Flawed Convictions: “Shaken Baby Syndrome” and the Inertia of Injustice
The emergence of Shaken Baby Syndrome (SBS) presents an object lesson in the dangers that lie at the intersection of science and criminal law. As often occurs in the context of scientific knowledge understandings of SBS have evolved. We now know that the diagnostic triad alone does not prove beyond a reasonable doubt that an infant was abused or that the last person with the baby was responsible for the baby’s condition. Nevertheless our legal system has failed to absorb this new consensus. As a result innocent parents and caregivers remain incarcerated and perhaps more perplexingly triad-only prosecutions continue even to this day.

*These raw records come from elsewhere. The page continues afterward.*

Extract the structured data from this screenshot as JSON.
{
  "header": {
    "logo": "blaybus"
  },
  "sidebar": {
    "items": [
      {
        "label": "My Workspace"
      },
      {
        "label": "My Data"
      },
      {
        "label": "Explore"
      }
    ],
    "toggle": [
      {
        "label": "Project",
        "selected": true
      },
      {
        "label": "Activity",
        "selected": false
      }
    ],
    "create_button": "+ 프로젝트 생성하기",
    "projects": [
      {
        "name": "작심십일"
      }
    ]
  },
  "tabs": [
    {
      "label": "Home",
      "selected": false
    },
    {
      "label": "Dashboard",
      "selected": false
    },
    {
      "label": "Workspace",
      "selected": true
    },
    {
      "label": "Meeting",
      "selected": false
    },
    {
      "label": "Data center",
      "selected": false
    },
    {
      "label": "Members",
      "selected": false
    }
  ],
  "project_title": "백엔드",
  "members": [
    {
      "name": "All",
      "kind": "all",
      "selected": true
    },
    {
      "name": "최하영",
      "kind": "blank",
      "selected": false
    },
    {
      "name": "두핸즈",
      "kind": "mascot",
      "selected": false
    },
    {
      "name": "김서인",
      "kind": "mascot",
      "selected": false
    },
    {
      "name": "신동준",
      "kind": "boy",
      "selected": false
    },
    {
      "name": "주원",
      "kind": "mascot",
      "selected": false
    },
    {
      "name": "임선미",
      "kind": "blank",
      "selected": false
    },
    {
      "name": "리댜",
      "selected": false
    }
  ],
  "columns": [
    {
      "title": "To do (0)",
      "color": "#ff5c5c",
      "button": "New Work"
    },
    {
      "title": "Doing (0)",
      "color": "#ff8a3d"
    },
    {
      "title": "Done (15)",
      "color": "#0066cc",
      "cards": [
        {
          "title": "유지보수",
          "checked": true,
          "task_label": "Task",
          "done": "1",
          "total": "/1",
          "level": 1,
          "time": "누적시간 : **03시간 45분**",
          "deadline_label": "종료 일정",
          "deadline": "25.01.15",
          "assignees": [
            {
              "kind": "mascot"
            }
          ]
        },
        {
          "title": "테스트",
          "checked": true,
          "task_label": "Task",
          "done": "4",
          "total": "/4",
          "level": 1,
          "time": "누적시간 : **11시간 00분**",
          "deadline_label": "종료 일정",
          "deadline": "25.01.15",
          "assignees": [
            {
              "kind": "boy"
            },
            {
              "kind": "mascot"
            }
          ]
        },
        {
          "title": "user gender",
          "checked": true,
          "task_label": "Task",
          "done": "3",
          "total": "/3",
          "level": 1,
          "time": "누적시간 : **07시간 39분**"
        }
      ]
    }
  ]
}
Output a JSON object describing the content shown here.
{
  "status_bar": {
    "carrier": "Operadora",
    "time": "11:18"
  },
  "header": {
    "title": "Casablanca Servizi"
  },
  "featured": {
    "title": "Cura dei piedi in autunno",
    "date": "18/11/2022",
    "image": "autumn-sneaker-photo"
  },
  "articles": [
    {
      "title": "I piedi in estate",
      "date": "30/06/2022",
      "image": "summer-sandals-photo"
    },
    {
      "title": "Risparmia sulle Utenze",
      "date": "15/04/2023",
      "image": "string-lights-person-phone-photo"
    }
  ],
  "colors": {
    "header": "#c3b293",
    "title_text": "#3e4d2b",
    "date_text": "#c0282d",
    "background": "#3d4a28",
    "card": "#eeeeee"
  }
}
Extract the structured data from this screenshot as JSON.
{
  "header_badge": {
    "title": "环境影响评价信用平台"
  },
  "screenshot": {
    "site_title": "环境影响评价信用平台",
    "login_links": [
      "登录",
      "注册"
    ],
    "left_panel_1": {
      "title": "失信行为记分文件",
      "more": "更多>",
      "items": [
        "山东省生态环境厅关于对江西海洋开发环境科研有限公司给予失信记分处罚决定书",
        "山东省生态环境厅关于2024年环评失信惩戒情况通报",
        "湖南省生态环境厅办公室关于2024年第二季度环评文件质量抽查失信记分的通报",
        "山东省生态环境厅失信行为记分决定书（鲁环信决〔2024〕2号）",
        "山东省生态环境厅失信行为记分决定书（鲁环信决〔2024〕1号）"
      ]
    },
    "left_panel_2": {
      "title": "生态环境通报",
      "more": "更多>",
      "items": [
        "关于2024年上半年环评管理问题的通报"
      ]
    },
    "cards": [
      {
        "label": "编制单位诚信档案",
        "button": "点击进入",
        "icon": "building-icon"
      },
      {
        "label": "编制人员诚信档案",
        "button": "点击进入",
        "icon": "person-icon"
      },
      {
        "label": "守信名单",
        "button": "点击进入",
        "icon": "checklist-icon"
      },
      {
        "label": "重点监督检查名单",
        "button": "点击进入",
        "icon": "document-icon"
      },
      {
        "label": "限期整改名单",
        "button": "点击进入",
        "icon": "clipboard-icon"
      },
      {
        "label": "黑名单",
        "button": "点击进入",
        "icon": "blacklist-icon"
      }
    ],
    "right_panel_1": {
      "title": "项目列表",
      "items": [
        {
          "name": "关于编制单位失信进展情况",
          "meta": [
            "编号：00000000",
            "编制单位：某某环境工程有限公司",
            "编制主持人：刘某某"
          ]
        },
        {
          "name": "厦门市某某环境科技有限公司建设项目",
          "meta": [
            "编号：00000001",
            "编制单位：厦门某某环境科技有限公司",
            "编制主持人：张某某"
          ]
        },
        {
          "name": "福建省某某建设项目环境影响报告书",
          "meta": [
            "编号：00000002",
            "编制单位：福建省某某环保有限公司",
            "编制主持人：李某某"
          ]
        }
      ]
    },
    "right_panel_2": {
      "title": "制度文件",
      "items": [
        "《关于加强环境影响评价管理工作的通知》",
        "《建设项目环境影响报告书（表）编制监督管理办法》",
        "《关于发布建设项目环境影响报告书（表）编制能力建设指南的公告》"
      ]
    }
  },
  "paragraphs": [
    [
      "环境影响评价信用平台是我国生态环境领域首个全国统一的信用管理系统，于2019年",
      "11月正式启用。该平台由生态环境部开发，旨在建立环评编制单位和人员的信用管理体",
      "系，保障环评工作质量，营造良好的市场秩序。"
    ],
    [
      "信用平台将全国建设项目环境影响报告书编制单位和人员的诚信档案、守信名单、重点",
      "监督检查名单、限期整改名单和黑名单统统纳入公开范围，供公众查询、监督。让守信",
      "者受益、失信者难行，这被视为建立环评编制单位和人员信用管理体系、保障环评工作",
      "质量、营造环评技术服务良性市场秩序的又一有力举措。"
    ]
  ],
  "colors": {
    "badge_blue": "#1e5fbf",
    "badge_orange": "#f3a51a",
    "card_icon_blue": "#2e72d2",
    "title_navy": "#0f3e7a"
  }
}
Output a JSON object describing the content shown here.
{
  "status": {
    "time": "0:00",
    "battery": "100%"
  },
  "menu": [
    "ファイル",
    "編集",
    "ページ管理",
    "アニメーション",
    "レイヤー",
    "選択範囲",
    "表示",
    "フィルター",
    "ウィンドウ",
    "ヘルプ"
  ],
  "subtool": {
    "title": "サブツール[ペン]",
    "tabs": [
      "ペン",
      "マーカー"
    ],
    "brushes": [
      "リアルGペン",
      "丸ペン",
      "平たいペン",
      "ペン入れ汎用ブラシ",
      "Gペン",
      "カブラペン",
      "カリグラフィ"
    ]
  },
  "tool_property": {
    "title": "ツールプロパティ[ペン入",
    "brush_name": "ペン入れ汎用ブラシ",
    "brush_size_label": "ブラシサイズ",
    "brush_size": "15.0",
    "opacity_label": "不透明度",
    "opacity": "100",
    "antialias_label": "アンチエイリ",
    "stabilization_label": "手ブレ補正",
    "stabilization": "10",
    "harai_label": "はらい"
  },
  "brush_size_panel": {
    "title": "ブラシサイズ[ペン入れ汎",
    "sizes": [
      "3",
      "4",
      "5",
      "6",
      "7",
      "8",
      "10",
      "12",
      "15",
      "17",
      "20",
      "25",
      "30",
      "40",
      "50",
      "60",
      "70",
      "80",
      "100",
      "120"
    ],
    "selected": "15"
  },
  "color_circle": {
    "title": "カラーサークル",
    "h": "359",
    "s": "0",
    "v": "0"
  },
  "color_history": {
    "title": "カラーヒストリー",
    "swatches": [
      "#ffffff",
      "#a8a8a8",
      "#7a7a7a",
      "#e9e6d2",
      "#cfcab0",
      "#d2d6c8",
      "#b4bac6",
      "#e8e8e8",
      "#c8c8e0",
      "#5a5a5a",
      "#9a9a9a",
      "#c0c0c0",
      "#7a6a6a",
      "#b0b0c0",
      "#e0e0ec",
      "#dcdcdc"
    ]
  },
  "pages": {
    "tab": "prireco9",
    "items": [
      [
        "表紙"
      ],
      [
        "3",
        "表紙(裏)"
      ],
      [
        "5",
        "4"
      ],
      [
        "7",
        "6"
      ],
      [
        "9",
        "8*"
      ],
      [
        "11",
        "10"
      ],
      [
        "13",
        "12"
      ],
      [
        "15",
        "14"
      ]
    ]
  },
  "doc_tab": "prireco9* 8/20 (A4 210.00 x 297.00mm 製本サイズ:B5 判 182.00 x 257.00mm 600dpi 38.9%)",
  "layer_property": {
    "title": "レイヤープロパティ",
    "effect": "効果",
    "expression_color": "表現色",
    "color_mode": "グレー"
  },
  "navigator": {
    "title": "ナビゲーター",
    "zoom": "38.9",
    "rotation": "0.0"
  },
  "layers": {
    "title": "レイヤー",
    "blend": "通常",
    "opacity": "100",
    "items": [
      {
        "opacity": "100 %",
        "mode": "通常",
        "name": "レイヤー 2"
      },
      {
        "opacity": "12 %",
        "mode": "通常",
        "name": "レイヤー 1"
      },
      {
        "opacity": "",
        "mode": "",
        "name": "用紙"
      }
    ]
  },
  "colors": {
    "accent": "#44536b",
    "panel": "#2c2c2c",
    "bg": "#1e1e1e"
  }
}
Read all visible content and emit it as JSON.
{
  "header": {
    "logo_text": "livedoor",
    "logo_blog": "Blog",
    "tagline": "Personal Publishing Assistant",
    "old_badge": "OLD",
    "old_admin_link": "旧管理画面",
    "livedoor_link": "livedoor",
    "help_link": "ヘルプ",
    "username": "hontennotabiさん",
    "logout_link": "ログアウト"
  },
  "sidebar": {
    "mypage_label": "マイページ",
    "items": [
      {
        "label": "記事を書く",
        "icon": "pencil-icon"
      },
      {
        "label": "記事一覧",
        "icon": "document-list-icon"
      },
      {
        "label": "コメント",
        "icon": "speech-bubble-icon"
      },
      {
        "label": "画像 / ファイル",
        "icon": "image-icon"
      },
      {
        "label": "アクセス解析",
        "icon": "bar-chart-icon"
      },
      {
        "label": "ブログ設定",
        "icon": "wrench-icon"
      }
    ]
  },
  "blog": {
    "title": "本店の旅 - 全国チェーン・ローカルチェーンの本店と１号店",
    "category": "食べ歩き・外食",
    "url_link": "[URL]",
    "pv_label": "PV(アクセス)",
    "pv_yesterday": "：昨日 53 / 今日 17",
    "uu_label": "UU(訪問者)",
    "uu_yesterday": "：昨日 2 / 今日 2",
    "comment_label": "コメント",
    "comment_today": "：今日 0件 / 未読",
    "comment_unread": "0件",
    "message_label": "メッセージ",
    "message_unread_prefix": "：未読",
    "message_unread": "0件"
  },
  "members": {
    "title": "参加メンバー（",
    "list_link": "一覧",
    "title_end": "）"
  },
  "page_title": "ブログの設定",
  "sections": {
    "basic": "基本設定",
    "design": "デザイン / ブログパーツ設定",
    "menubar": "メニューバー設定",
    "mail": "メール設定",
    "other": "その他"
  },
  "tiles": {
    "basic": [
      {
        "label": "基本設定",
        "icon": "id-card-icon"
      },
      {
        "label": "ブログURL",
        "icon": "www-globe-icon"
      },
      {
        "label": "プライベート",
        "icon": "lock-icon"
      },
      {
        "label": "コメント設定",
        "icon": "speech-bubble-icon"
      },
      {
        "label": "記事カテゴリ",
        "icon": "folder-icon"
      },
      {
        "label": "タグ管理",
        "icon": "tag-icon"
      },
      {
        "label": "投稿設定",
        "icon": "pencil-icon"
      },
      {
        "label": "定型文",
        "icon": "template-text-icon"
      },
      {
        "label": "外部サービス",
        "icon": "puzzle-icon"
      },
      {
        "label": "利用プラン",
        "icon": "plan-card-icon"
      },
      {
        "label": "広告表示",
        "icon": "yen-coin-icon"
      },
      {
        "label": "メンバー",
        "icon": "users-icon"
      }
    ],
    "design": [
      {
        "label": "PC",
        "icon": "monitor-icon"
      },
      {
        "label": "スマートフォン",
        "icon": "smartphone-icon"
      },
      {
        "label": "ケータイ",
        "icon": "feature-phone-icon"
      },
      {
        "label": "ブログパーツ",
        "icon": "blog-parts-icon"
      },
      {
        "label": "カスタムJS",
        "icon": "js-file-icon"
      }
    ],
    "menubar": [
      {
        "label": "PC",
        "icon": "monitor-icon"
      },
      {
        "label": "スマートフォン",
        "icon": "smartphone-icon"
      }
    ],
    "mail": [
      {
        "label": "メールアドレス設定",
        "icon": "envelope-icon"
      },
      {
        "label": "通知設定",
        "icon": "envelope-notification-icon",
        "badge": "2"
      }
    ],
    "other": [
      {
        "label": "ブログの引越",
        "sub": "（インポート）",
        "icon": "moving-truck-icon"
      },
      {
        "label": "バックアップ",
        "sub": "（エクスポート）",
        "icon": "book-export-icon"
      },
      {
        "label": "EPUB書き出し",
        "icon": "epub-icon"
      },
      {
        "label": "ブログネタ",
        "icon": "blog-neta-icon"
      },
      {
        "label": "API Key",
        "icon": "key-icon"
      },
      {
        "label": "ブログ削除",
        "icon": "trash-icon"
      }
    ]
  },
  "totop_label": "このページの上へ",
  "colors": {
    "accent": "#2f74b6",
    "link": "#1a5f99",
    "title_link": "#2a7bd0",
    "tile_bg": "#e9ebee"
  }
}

Flawed Convictions: “Shaken Baby Syndrome” and the Inertia of Injustice is the first book to survey the scientific cultural and legal history of Shaken Baby Syndrome from inception to formal dissolution. It exposes extraordinary failings in the criminal justice system’s treatment of what is in essence a medical diagnosis of murder. The story of SBS highlights fundamental inadequacies in the legal response to “science dependent prosecution.” A proposed restructuring of the law contends with the uncertainty of scientific knowledge.